[[ INPUT RECORDS open ]]

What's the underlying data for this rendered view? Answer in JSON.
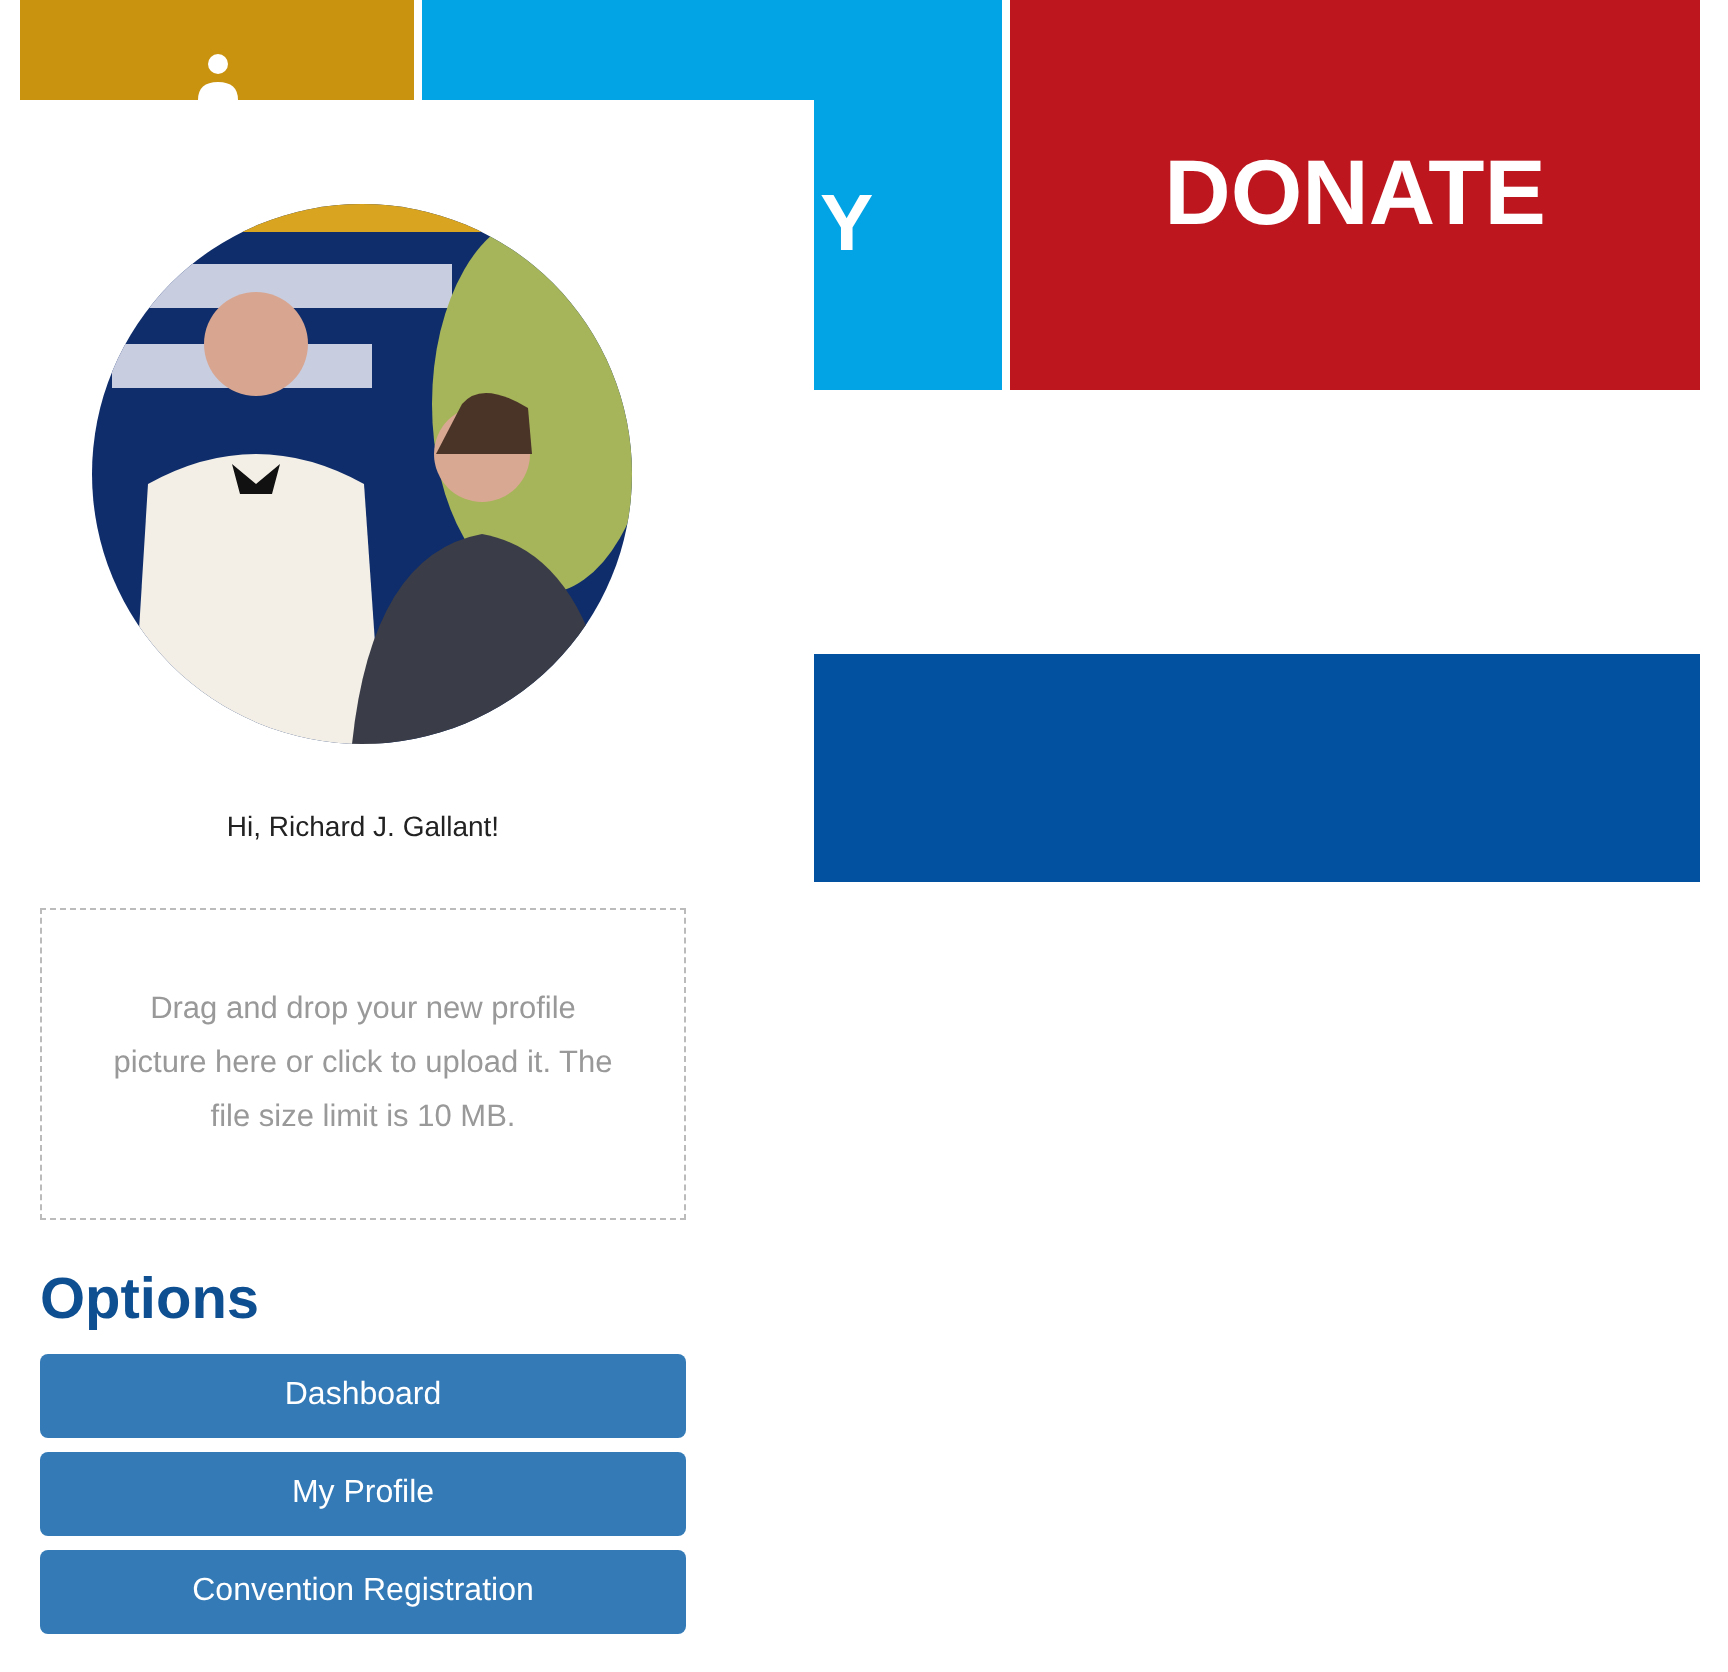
{
  "tiles": [
    {
      "kind": "icon",
      "color": "#c9930f"
    },
    {
      "kind": "text",
      "color": "#03a4e6",
      "text": "Y"
    },
    {
      "kind": "text",
      "color": "#bd161e",
      "text": "DONATE"
    }
  ],
  "panel": {
    "greeting": "Hi, Richard J. Gallant!",
    "upload_hint": "Drag and drop your new profile picture here or click to upload it. The file size limit is 10 MB.",
    "options_title": "Options",
    "buttons": [
      "Dashboard",
      "My Profile",
      "Convention Registration"
    ]
  }
}
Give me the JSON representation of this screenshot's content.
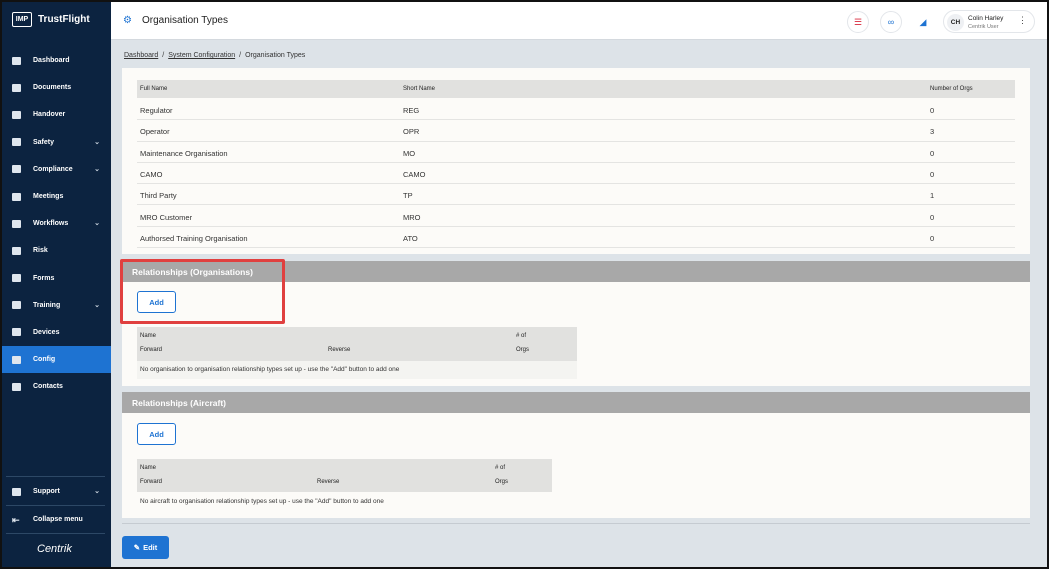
{
  "sidebar": {
    "logo": "IMP",
    "brand": "TrustFlight",
    "items": [
      {
        "label": "Dashboard",
        "icon": "dashboard-icon",
        "chevron": false
      },
      {
        "label": "Documents",
        "icon": "paperclip-icon",
        "chevron": false
      },
      {
        "label": "Handover",
        "icon": "handover-icon",
        "chevron": false
      },
      {
        "label": "Safety",
        "icon": "shield-icon",
        "chevron": true
      },
      {
        "label": "Compliance",
        "icon": "compliance-icon",
        "chevron": true
      },
      {
        "label": "Meetings",
        "icon": "meetings-icon",
        "chevron": false
      },
      {
        "label": "Workflows",
        "icon": "workflows-icon",
        "chevron": true
      },
      {
        "label": "Risk",
        "icon": "risk-icon",
        "chevron": false
      },
      {
        "label": "Forms",
        "icon": "forms-icon",
        "chevron": false
      },
      {
        "label": "Training",
        "icon": "graduation-cap-icon",
        "chevron": true
      },
      {
        "label": "Devices",
        "icon": "devices-icon",
        "chevron": false
      },
      {
        "label": "Config",
        "icon": "config-icon",
        "chevron": false,
        "active": true
      },
      {
        "label": "Contacts",
        "icon": "contacts-icon",
        "chevron": false
      }
    ],
    "support": "Support",
    "collapse": "Collapse menu",
    "footer_brand": "Centrik"
  },
  "header": {
    "title": "Organisation Types",
    "user_initials": "CH",
    "user_name": "Colin Harley",
    "user_role": "Centrik User"
  },
  "breadcrumb": {
    "items": [
      "Dashboard",
      "System Configuration"
    ],
    "current": "Organisation Types"
  },
  "org_types": {
    "columns": [
      "Full Name",
      "Short Name",
      "Number of Orgs"
    ],
    "rows": [
      [
        "Regulator",
        "REG",
        "0"
      ],
      [
        "Operator",
        "OPR",
        "3"
      ],
      [
        "Maintenance Organisation",
        "MO",
        "0"
      ],
      [
        "CAMO",
        "CAMO",
        "0"
      ],
      [
        "Third Party",
        "TP",
        "1"
      ],
      [
        "MRO Customer",
        "MRO",
        "0"
      ],
      [
        "Authorsed Training Organisation",
        "ATO",
        "0"
      ]
    ]
  },
  "rel_orgs": {
    "title": "Relationships (Organisations)",
    "add_label": "Add",
    "col_name": "Name",
    "col_forward": "Forward",
    "col_reverse": "Reverse",
    "col_count_1": "# of",
    "col_count_2": "Orgs",
    "empty": "No organisation to organisation relationship types set up - use the \"Add\" button to add one"
  },
  "rel_aircraft": {
    "title": "Relationships (Aircraft)",
    "add_label": "Add",
    "col_name": "Name",
    "col_forward": "Forward",
    "col_reverse": "Reverse",
    "col_count_1": "# of",
    "col_count_2": "Orgs",
    "empty": "No aircraft to organisation relationship types set up - use the \"Add\" button to add one"
  },
  "edit_label": "Edit",
  "colors": {
    "sidebar_bg": "#0c2340",
    "accent": "#1e73d2",
    "highlight": "#e0403f",
    "section_bar": "#a8a8a8"
  }
}
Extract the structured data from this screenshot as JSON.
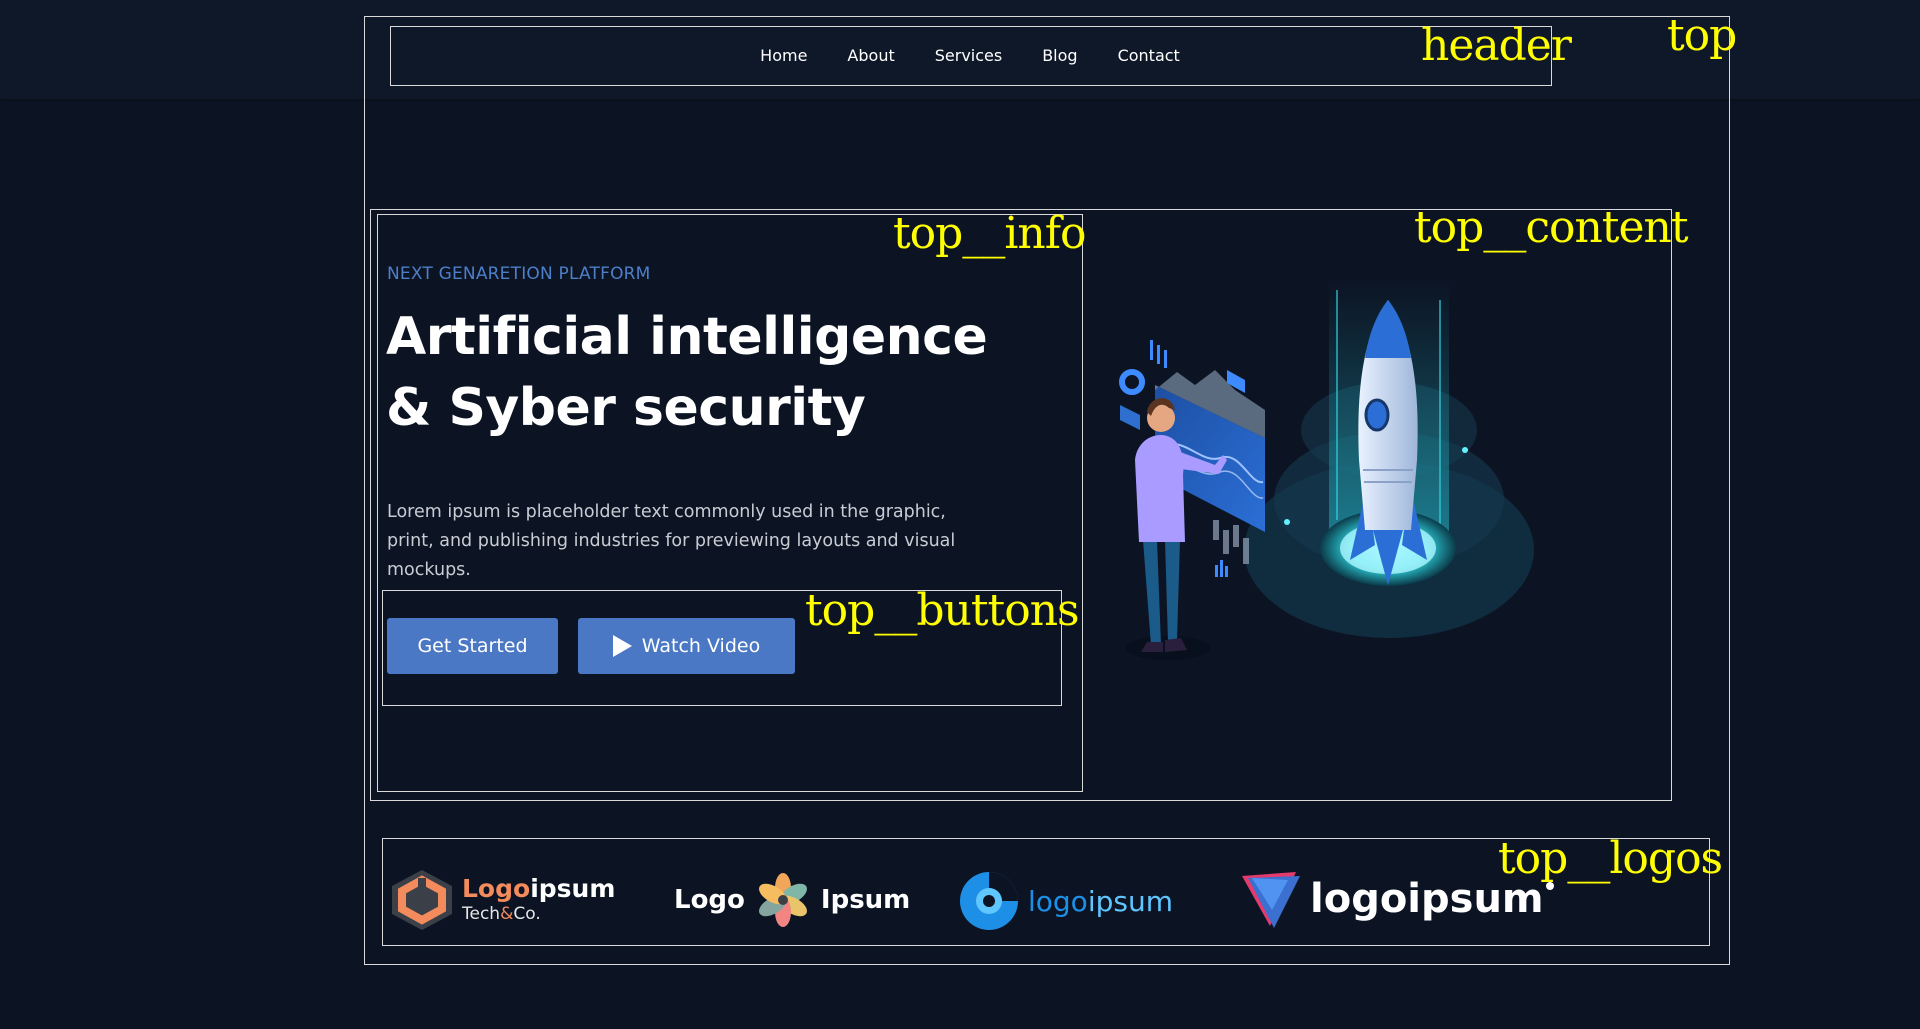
{
  "nav": {
    "items": [
      "Home",
      "About",
      "Services",
      "Blog",
      "Contact"
    ]
  },
  "debug_labels": {
    "top": "top",
    "header": "header",
    "top_info": "top__info",
    "top_content": "top__content",
    "top_buttons": "top__buttons",
    "top_logos": "top__logos"
  },
  "hero": {
    "eyebrow": "NEXT GENARETION PLATFORM",
    "title_line1": "Artificial intelligence",
    "title_line2": "& Syber security",
    "description": "Lorem ipsum is placeholder text commonly used in the graphic, print, and publishing industries for previewing layouts and visual mockups.",
    "buttons": {
      "get_started": "Get Started",
      "watch_video": "Watch Video"
    }
  },
  "logos": {
    "logo1": {
      "main_a": "Logo",
      "main_b": "ipsum",
      "sub_a": "Tech",
      "sub_amp": "&",
      "sub_b": "Co."
    },
    "logo2": {
      "left": "Logo",
      "right": "Ipsum"
    },
    "logo3": {
      "a": "logo",
      "b": "ipsum"
    },
    "logo4": {
      "text": "logoipsum"
    }
  },
  "colors": {
    "background": "#0c1424",
    "accent": "#4a78c4",
    "eyebrow": "#4d7fc9",
    "debug_label": "#ffff00",
    "logo_orange": "#f38b5c",
    "logo_blue": "#3aa0f0"
  }
}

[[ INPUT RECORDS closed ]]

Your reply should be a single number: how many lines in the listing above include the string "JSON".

3